The Arduino IDE and the Processing IDE will communicate with each other through serial communication. The Processing IDE has a serial library which makes it easy to communicate with the Arduino. As I am going to program an Attiny 45, then it is necessary to include in the code the SoftwareSerial library that allows serial communication through the FTDI cable (in this case it is the simplest way to establish serial communication). The connection diagram is shown in the figure above and how free pins are assigned for this purpose. They are also explicitly declared in the code (RX, TX - Port 3, Port 4 respectively) so a serial port is created through them (called mySerial in this case).
Then, the microchip must process the data that's already arrived and stored in the serial receive buffer (mySerial.available( )). The following instructions are for reading (val = mySerial.read) and executing the information that arrives at the serial port ( val=="1" ...). In this case if "1" arrives (it would be the signal sent from the interface generated with the processing IDE, which is the other part of the system, the same that is generated from clicking with the left mouse button) then it turns on the LED, otherwise nothing is done.
From Processing 3.0
First, for sending and receiving data using the serial communication protocol set the class Serial. Then, define initial enviroment properties such as screen size and to load media such as images and fonts as the program starts with setup ( ). If the sketch is a different dimension than the default it's used size( ). Then, String class for examining individual characters and list ( ) to list of all available serial ports, then match with the current port and then open this port. In our draw( ) loop, we're going to listen in on our Serial port and we get something, stick that something in our val variable and print it to the console. So, the mousePressed( ) function is called once after every time a mouse button is pressed, and write ( ) writes bytes to the serial port, so that, when you click on the left mouse button (by default) a "1" will be sent to the serial port, or a "high" signal, which will be interpreted by the Attiny, and according to the instructions it has, must turn on the LED, otherwise a "0" or low signal is sent and nothing is turned on.
In conclusion, in both codes (Arduino IDE and Processing IDE) everything focuses on leaving and collecting indications through the serial port.

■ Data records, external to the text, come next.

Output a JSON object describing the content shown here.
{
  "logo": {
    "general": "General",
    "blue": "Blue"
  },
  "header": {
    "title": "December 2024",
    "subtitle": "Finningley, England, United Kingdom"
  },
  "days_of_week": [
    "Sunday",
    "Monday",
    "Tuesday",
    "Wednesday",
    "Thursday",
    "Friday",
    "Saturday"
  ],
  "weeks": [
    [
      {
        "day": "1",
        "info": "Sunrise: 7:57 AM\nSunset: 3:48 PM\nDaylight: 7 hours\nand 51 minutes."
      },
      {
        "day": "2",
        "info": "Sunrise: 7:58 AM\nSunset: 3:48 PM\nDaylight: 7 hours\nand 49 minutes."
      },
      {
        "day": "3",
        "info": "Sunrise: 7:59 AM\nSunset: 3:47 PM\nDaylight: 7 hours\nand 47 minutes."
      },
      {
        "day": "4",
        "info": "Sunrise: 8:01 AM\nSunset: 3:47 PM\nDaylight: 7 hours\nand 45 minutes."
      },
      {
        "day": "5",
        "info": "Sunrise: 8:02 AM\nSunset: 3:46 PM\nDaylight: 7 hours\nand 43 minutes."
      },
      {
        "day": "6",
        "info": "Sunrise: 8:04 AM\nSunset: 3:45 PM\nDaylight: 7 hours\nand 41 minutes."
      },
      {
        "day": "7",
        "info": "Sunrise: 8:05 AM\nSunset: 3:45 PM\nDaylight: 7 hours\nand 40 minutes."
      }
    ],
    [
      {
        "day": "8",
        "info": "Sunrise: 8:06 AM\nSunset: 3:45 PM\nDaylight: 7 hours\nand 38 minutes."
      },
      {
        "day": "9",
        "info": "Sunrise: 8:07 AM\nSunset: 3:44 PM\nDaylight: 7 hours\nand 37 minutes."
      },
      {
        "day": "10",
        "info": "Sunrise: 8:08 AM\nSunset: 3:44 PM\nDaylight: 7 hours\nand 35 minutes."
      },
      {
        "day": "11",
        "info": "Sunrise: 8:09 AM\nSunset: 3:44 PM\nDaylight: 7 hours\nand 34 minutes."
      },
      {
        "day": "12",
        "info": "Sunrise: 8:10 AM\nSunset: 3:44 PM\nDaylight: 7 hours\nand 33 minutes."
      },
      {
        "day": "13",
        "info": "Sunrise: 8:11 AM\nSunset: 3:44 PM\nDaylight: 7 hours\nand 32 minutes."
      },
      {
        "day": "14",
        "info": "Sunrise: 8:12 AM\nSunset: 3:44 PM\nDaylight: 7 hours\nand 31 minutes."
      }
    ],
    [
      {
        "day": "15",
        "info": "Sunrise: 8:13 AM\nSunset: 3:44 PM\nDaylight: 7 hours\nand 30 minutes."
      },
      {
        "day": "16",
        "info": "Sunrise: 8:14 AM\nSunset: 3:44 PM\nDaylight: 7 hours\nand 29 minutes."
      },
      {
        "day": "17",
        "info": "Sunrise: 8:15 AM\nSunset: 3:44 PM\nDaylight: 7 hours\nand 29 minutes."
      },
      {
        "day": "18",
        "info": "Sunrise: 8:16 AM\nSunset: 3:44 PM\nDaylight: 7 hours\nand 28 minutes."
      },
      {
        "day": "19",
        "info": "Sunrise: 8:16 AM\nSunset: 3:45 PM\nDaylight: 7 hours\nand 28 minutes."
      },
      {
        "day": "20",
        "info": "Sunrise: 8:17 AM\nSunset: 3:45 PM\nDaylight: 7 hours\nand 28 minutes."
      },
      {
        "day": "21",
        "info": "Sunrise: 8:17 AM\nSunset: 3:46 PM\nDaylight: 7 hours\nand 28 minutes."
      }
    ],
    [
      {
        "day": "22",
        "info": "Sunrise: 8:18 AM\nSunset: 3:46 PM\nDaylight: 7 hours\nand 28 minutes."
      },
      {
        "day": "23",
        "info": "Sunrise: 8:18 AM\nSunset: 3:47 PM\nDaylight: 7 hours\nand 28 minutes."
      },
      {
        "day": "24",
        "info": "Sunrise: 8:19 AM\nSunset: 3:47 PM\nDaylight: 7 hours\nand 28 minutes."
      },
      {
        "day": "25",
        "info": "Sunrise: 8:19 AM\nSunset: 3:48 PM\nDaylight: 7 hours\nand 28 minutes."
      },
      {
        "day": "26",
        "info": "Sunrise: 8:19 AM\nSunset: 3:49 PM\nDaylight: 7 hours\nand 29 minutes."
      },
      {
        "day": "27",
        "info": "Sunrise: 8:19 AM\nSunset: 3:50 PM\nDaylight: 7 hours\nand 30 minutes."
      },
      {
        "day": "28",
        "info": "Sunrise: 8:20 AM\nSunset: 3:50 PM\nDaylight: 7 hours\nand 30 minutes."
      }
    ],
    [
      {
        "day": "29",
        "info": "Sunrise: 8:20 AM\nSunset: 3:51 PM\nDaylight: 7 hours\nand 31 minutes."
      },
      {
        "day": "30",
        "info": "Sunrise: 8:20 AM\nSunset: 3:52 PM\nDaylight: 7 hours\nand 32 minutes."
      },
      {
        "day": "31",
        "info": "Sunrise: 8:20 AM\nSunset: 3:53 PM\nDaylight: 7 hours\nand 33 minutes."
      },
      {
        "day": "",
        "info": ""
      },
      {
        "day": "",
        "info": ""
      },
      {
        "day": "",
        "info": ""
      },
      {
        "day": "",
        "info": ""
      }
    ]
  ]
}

Really the code, both to program the microchip using Arduinio IDE and to program the interface with Processing 3, is not so complicated, but it took me a long time to get it to work. The problem was that at the time to setting the Arduino IDE, I put the Clock (internal) at 8 Mhz, because many previous works had used that configuration without problems, besides when compiling and loading the code there was no error. The problem was when I tried to connect to the Processing interface, and I clicked on the screen (the program was supposed to be made so that the LED on the board turned on when I clicked on the window generated by Processing) nothing happened. So, since I did not see compilation or loading errors in the Arduino code or errors in the Processing code, it was a headache to look for the fault, and it took a long time to find the error. After a long time trying to fail a colleague (I don't remember who) it occurred to him to change the internal clock from 8 MHz to 1 MHz, and after that it worked. Now, perhaps this problem would be solved much faster if I had gone directly to the Attiny 45 datasheet and searched for the serial communication chapter.